[Dataset rows for apps and sites]
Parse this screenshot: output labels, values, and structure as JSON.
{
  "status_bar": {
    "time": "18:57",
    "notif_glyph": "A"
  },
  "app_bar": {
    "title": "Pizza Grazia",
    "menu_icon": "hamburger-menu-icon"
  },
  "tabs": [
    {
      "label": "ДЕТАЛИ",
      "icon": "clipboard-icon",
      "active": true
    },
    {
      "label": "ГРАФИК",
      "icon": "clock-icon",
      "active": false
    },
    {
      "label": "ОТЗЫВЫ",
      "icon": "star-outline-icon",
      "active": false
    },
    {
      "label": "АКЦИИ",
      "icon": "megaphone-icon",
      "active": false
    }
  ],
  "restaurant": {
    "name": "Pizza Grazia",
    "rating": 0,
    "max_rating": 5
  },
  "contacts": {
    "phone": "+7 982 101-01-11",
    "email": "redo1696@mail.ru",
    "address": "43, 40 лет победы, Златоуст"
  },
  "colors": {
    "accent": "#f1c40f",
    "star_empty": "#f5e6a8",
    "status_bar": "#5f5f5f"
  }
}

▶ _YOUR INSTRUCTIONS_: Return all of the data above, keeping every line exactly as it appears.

▶ _EXPECTED OUTPUT_:
Parse this screenshot: output labels, values, and structure as JSON.
{
  "status_bar": {
    "time": "18:57",
    "notif_glyph": "A"
  },
  "app_bar": {
    "title": "Pizza Grazia",
    "menu_icon": "hamburger-menu-icon"
  },
  "tabs": [
    {
      "label": "ДЕТАЛИ",
      "icon": "clipboard-icon",
      "active": true
    },
    {
      "label": "ГРАФИК",
      "icon": "clock-icon",
      "active": false
    },
    {
      "label": "ОТЗЫВЫ",
      "icon": "star-outline-icon",
      "active": false
    },
    {
      "label": "АКЦИИ",
      "icon": "megaphone-icon",
      "active": false
    }
  ],
  "restaurant": {
    "name": "Pizza Grazia",
    "rating": 0,
    "max_rating": 5
  },
  "contacts": {
    "phone": "+7 982 101-01-11",
    "email": "redo1696@mail.ru",
    "address": "43, 40 лет победы, Златоуст"
  },
  "colors": {
    "accent": "#f1c40f",
    "star_empty": "#f5e6a8",
    "status_bar": "#5f5f5f"
  }
}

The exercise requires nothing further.